One night earlier this week, I pulled up to my garage door. It was late (for me) and dark. I was tired and just wanted to eat and go to bed. My husband spends two or three nights a week away, so all was quiet. And there in my headlights – a large carton with the “smiley arrow” of my least favorite retailer emblazoned on it. Aggravating enough to have to get out of the car in the cold and drag the carton inside; more aggravating because I don’t have the same happy reaction to receiving a package from this source as I do from Talbot’s or Land’s End.
The package was addressed to my husband, so I left it unopened in a prominent location. Even after all these years, we still respect the privacy of mail, packages, etc. But after all these years, I did feel free to get a little snarky when speaking to him on the phone: “Since when are we shopping on the dark side?” He disclaimed any contact with the despised source of the shipment, and technically, he had not crossed over. When the package was opened, it contained envelopes of an uncommon size which he had ordered from a small company. But guess who did the fulfillment and shipping?
This incident got me thinking about how this one large company has permeated every aspect of our lives, and how hard they are to avoid. In my shop I have daily reminders. Yesterday a customer asked if we had free Wi-Fi so that she could check her wish-list on A#%&* against my used-book prices. She was not consciously “showrooming” (identifying books she wanted or that I recommended to order elsewhere later), but doing what she considered to be normal comparison shopping. It never occurred to her that I might bristle (which action I carefully concealed) at the mention of the name. For her, and many others, the main retailer is A#%&*. She was astute enough, however, to realize that her chosen source is not always the cheapest despite what they would have you believe.
I have observed for a long while the use of the word “Kindle” as a synonym for “electronic reader.” In fact, I rarely hear “electronic reader” except from my own mouth. I can be reading on my iPad and have someone ask how I like reading on my “Kindle.” I was surprised to see in recent analyses of A#%&*’s business that they have about 60% of the e-book market; I would have thought it was higher. If the ordinary shopper, desiring an e-reader, searches on-line for “kindle,” they will have several models to choose from, but will also become a captive customer, since they will have only once source for books.
One company’s domination of a market to the point that they can set prices not only for customers who have no choice but for their suppliers who are equally without options is illegal; it’s called a monopoly. Whether A#%&*’s market power has reached that point is a subject of debate, and will sooner or later be resolved in the courts. While closing the doors of some competitors, they have opened doors to entrepreneurs and to authors that were not available before. And they have not succeeded in enmeshing themselves in every market they have entered. Witness the Fire Phone. Or their foray into publishing, where the refusal of independent booksellers to carry their books has actually kept authors away and contributed to the recent resignation of a high-profile editor of their “literary” imprint. But for the most part, it’s hard to avoid contact. Audible.com, Good Reads, now television; if you want the most common sources of entertainment or the easiest to access, they’ve bought it or created an alternative. I may be the last person in the country without a Prime account.

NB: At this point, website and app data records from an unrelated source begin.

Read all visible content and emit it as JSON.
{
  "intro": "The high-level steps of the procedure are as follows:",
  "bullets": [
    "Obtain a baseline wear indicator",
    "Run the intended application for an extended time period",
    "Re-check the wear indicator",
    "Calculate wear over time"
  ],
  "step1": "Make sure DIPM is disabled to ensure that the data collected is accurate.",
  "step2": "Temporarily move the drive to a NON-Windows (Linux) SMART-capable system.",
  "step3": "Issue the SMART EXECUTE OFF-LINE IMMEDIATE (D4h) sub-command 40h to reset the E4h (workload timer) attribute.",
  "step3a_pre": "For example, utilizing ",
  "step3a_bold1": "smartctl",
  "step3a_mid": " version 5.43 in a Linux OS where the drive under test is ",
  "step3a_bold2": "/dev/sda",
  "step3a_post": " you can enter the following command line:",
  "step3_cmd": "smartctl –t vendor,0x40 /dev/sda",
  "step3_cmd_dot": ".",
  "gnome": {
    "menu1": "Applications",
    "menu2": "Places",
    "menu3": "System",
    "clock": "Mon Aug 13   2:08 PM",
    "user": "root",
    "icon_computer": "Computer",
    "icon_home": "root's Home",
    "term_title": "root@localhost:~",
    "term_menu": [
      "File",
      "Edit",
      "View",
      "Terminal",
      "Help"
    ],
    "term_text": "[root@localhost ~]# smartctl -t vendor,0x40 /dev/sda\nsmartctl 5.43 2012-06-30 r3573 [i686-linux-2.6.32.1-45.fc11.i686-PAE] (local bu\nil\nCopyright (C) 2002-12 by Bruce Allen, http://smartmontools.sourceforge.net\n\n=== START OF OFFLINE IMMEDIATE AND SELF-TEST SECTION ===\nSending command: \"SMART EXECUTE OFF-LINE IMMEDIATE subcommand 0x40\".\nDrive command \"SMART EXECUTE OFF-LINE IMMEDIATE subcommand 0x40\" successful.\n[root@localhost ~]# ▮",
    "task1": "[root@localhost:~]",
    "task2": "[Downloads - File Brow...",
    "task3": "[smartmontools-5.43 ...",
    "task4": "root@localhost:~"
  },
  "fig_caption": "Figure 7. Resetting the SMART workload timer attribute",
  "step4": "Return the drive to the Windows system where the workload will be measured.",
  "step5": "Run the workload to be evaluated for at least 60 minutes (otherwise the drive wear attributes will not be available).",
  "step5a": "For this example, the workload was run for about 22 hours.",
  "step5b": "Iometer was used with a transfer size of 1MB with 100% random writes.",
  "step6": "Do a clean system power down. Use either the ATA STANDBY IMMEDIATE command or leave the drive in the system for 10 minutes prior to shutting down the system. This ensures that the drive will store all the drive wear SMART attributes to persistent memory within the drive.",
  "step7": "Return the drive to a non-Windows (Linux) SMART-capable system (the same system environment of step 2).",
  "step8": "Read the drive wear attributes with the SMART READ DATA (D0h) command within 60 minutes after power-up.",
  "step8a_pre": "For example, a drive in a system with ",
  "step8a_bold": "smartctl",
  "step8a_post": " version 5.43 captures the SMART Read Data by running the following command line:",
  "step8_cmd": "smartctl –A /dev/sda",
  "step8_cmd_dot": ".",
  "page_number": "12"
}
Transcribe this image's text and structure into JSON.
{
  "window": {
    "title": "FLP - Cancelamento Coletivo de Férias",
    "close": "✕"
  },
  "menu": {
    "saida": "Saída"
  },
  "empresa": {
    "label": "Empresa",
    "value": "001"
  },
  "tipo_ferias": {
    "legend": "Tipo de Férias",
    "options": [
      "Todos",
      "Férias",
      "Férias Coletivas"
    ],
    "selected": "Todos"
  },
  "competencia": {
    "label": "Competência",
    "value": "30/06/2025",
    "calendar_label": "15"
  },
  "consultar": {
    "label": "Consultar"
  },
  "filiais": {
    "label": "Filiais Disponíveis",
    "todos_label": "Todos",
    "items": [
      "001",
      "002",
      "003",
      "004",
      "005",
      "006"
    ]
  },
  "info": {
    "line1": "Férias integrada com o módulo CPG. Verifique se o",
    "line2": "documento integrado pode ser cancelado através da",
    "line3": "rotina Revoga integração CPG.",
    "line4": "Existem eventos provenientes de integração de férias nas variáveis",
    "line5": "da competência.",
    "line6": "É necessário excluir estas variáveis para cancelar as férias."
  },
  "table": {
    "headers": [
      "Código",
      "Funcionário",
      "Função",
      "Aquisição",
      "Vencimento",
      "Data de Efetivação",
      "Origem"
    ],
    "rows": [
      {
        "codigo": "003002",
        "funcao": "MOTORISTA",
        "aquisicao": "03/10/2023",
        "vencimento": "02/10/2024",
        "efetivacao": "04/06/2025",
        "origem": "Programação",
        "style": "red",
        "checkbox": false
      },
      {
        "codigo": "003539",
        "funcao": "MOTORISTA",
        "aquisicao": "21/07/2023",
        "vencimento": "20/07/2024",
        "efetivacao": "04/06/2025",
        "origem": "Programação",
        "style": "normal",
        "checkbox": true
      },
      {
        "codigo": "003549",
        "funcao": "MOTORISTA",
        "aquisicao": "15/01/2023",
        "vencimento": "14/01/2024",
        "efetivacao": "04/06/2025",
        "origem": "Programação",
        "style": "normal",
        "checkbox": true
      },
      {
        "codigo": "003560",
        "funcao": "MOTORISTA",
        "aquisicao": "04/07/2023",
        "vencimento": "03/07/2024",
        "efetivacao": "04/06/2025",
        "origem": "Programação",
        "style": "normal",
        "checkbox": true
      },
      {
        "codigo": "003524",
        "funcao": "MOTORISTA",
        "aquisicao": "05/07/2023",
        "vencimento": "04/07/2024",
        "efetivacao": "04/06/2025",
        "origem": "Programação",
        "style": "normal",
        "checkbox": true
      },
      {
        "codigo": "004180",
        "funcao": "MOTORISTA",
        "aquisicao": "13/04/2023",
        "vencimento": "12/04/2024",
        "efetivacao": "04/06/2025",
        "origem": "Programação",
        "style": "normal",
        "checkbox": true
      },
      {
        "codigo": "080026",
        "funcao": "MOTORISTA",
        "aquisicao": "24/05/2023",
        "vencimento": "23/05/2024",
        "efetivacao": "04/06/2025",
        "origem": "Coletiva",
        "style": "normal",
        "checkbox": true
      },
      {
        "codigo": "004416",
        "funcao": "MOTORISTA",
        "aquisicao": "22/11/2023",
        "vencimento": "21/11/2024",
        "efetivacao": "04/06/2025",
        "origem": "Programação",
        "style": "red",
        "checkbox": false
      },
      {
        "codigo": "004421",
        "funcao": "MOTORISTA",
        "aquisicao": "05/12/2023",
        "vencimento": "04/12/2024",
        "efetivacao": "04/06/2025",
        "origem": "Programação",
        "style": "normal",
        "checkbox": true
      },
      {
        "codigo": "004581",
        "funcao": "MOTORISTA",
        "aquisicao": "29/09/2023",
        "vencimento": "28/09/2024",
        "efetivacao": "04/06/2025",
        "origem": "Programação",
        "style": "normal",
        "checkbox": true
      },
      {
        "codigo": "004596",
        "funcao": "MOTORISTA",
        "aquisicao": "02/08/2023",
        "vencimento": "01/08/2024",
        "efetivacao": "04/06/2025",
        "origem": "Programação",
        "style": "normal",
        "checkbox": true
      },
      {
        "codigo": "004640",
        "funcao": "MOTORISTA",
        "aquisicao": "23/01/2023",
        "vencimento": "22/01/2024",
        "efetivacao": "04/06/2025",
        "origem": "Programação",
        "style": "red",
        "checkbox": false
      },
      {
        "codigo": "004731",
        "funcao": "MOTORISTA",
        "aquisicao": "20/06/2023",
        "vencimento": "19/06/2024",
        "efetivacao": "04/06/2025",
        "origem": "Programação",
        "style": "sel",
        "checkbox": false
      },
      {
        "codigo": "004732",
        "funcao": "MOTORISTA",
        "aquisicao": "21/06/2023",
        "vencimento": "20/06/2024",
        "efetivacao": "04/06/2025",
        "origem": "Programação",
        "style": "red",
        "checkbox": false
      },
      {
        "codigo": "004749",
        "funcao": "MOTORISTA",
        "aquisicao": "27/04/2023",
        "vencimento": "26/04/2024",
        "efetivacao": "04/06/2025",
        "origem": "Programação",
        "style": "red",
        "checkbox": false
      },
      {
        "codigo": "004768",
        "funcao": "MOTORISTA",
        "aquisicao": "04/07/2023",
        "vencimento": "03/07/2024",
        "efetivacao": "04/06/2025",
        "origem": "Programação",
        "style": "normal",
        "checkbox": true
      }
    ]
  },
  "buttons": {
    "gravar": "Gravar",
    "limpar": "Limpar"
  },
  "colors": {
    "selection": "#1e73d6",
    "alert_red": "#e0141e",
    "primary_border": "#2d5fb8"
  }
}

My resentment of the dominance of A#%&* in every aspect of our lives has recently been supplemented by another concern. The company does not seem to be profitable. Lynne Patrick wrote here a few weeks ago about the simple concept that any business needs to make enough money to pay its bills to continue operating, and needs to show a return on investment if it hopes to keep investors. (“It’s a mystery”) Although Lynne did not mention A#%&* by name, her post was closely timed to the quarterly earnings reports, which were coupled with the company’s own forecast of even greater losses in the fourth quarter. The response is that they are investing for the future. I, too, would like to take all my sales revenue and invest it in more inventory, technology upgrades, redecorating, and many other projects that would enhance future business. Unfortunately, the electric company, the book publishers, and many others would like to be paid for the products and services they have already supplied. I’m not sure how to work around that without bankruptcy.
What if my fantasy were to come true, and there was no more A#%&*? For me, it would probably have little impact. There would be an increase in sales which would be pleasant. But what about overall book sales? The publishers and authors would suffer. More chain and independent stores would surely appear, along with additional on-line retailers. But it would take some time. The manufacturer of oddly sized envelopes would have to find an alternative for fulfilling and shipping orders. Authors who have found a place to sell their work (even at 99 cents) and get some exposure would be back to trying to drive traffic to their own websites What about all the manufacturers and retailers, large and small, who rely on this one company as their prime outlet? Every area of commerce that has been overtly or covertly infiltrated by the overpowering retailer would suffer. Alternatives would spring up, but not overnight. There would be a big hit to this slowly recovering economy. So is Amazon (there, I said it!) too big to fail? Would they get a government bailout? I wonder.